So, a plan is forming in my mind, a sort of project – it doesn’t have a particular object as an outcome, it won’t be achieved this year, or probably for some years.  It is more an aspiration or objective and the other evening on the way home the phrase ‘The Impossibly Pretty Project’ came into my mind and days later I still like it.  The name can be taken two ways.  You sometimes hear the expression ‘impossibly pretty’ used in the sense that it impossible for something/someone to be as pretty as they/it are but also you could read it in the sense that the project will be impossible – although I hope not. The images on this post are of various gardens I love and enjoy and you will see there is a certain look that appeals to me which I suppose is something between a Cottage Garden and the archetypal English Country Garden.  I particularly like the herbaceous borders and this is where I get stuck.  I don’t want to create a herbaceous border in the true sense of the word but it is the herbaceous part of a mixed border that I struggle with.  I have the trees and shrubs but I struggle to work out how to make the perennials, biennials, annuals and bulbs to work together.

East Lambrook Gardens, Somerset

East Lambrook Gardens, Somerset

Whilst I like interesting foliage I will never be comfortable in an exotic style garden as if I list my favourite plants the list starts: Peonies, Iris, Roses, Daffodils, Primulas, Aquilegias hardly the components of an exotic garden.  Having created the Hardy Exotic Boarder which I like I have realised that the plants don’t excite me as much as the above.  I want to create a sense of enclosure, of privacy, and escapism.  As a basis to this I need to build up the shrubby planting around the boundaries but with the distant view of the Malvern still there.  Then I want to learn how to plant my borders properly and this is the real challenge.  I can grow plants but I am just rubbish at combining them.  I don’t think I do too bad with colours and textures and having a slight artistic bent I can understand that but it is how to get a fulsome appearance without the plants all smothering each other one way or another.  I think the key to this, as I have said, is being more hands on – staking properly and dividing regularly but also learning how each plant grows and how it will impact on its neighbours.

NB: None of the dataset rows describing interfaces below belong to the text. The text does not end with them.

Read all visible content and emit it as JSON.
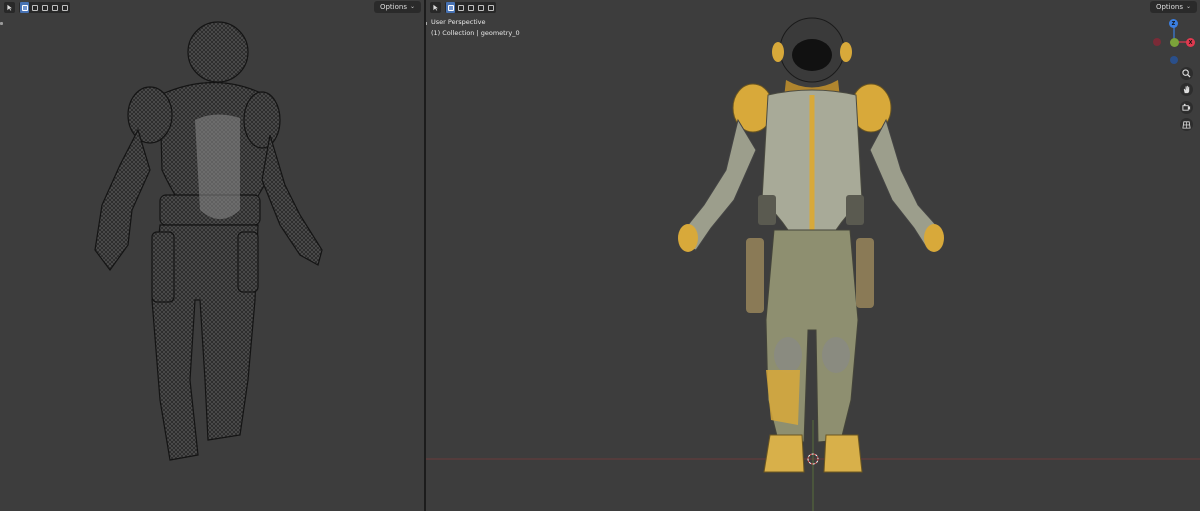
{
  "left_viewport": {
    "options_label": "Options"
  },
  "right_viewport": {
    "options_label": "Options",
    "view_name": "User Perspective",
    "collection_line": "(1) Collection | geometry_0"
  },
  "gizmo": {
    "axis_z_label": "Z",
    "axis_x_label": "X",
    "colors": {
      "x": "#e0394f",
      "y": "#7ba33a",
      "z": "#3b7fe0"
    }
  },
  "nav_icons": [
    "zoom-icon",
    "hand-pan-icon",
    "camera-icon",
    "grid-icon"
  ],
  "colors": {
    "viewport_bg": "#3d3d3d",
    "accent_blue": "#4772b3",
    "suit_yellow": "#d8a93a"
  }
}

Wollerton Old Hall, Shropshire

Wollerton Old Hall, Shropshire

Although I have read lots of books on the subject of gardening and planting including Christopher Lloyd, Margery Fish, Beth Chatto and David Culp I think I need to learn from the actual gardens I love.  This has obviously been something deep in my sub-conscious for a while as I have already booked myself on a days planting course at Great Dixter, when I also plan to visit Sissinghurst and a couple of other gardens which I think will inspire me.  I am off to Dublin and Cork in July on a trip visiting gardens many owned by plant lovers so they should give me ideas to address my magpie tendencies and I have a few other trips in mind during the year to key gardens.  I have also started a list of gardens for next year to continue my education.

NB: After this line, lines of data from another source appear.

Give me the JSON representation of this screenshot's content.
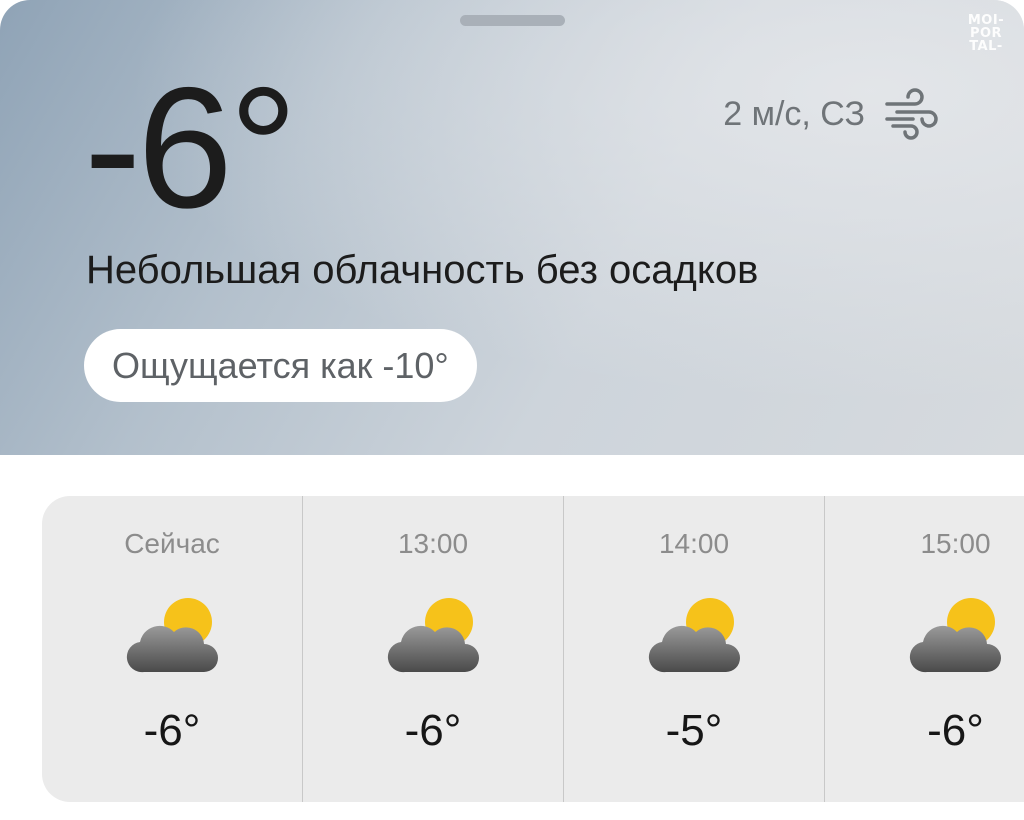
{
  "brand": {
    "logo_text": "MOI-\nPOR\nTAL-"
  },
  "current": {
    "temperature": "-6°",
    "wind": "2 м/с, СЗ",
    "condition": "Небольшая облачность без осадков",
    "feels_like": "Ощущается как -10°"
  },
  "icons": {
    "wind": "wind-icon",
    "partly_cloudy": "partly-cloudy-icon"
  },
  "colors": {
    "sun": "#f6c21a",
    "cloud_dark": "#4a4a4a",
    "cloud_light": "#9a9a9a"
  },
  "hourly": [
    {
      "time": "Сейчас",
      "temp": "-6°"
    },
    {
      "time": "13:00",
      "temp": "-6°"
    },
    {
      "time": "14:00",
      "temp": "-5°"
    },
    {
      "time": "15:00",
      "temp": "-6°"
    }
  ]
}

It is nice to feel as though I have a direction and a purpose. I’m not trying to replicate a specific garden or border but to plant my borders with the plants I love in such a way that they are shown to their best advantage and the whole things looks fabulous and charming.  In the back of my mind are the gardens on the recent ITV series Britains Best Back Gardens many of which were remarkable, floriferous and should the passion of the owners – this is what I am hoping to achieve.